Now that you know how search algorithms work and link to them how items (products) are rendered on a Search Result Page, let's analyse the following scenario on BANANA MOON, one of the environments used for training, and some of you've already tested!
On this website, users are looking up for ❝Hat Summer❞ and the SRP is populating with bikini suits.
The first thought is that something might be wrong with the search feature since the user's query has no relationship with bikinis.
However, if we consider what has been explained before, we must go further to figure out why this item is retrieved by the search algorithm (and many other items on the page!).
One step further!
On the SRP, we click on the first odd item named: ❝HAPPYBAY YELLOW❞ and try to find any trace of the two terms entered. Note that the URL shows https://www.bananamoon.com/us/catalogsearch/result/?q=Hat+Summer; indicating that it'll be retrieved items related to the term ❝Hat❞ and ❝Summer❞ as is adding one to another.
On the Product Detail Page of this item, after clicking on the ❝DESCRIPTION +❞ tab, the user finds the keyword summer as part of the Banana Moon Summer Collection that the bikini item belongs to, explaining why it's part of the items on the SRP.

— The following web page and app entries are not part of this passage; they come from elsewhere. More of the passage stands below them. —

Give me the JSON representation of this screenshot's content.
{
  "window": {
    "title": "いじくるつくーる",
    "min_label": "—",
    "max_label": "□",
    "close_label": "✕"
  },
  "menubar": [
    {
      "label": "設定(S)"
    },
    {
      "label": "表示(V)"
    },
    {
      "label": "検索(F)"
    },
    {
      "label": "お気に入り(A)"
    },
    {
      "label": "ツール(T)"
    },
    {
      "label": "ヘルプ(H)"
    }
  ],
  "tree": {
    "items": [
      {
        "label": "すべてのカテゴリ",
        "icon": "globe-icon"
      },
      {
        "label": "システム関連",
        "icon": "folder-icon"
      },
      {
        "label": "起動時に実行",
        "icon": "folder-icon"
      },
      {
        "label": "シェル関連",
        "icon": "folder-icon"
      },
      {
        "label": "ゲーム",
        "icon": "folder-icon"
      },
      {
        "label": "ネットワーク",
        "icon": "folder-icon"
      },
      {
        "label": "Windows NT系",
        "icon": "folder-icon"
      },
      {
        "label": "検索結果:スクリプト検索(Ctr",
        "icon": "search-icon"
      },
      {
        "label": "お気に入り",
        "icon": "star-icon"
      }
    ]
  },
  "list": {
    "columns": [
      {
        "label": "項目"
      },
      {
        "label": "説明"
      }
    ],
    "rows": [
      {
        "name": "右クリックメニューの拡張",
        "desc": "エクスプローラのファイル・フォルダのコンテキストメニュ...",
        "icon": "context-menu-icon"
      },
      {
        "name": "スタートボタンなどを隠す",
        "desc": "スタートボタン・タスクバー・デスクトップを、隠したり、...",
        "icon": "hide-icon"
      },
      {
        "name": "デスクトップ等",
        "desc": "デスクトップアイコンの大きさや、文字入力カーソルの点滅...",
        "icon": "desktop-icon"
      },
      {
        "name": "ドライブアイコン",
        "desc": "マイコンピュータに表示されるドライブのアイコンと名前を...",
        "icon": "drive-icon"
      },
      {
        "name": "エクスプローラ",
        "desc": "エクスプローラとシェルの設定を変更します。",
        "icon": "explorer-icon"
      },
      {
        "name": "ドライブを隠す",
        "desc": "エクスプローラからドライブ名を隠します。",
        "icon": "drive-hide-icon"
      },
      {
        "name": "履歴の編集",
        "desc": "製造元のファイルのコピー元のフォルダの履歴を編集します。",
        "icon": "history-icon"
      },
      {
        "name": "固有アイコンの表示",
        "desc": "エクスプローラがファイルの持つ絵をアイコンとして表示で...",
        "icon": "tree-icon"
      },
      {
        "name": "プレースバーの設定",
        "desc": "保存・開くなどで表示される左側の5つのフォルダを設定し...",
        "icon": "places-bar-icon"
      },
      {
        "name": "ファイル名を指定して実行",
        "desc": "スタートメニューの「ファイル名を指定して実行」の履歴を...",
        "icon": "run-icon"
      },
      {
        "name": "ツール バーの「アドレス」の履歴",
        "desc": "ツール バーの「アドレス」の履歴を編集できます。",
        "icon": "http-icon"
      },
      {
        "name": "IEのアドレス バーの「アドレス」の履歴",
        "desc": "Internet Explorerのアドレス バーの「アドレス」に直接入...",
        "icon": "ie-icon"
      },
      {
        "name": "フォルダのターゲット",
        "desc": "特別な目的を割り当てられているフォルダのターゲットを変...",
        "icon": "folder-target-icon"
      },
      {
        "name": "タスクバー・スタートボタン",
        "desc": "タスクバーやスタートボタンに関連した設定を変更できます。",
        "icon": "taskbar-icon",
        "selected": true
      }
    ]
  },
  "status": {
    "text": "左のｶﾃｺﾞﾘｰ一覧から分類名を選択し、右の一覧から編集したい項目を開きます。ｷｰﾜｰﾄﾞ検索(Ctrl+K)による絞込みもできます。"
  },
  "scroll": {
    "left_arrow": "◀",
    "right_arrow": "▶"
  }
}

Therefore, the behaviour that initially looked odd now has a reasonable explanation, and we can dismiss the possibility of a bug to continue testing the environment.
ADVICE: It’s always worth going the extra mile when it comes to work. This could mean a few simple clicks to move from guesswork to professional testing knowledge, but it can make all the difference in setting you apart from the rest.
The reminder of the week!
Device selection! Yes, this common mistake is easily avoidable by double-checking either the test cycle page or the bug form before submitting the report.
On the Desktop, you can identify the requested devices on the right panel:
On our mobile app, testNow, upon tapping on the ❝i❞ button at the top of every test cycle view:
How to avoid this simple but terrible mistake?
❝Before you hit the button Submit Bug, double check if you picked the correct bug type, severity, device and browser. If you select the wrong device and browser, you won't be able to change it after you submit a bug. You would need to delete it and resubmit it (if it wasn't reviewed by TL already).❞
ADVICE: Double-check, triple-check, even quadruple-check if necessary. It’s always better to be safe than sorry.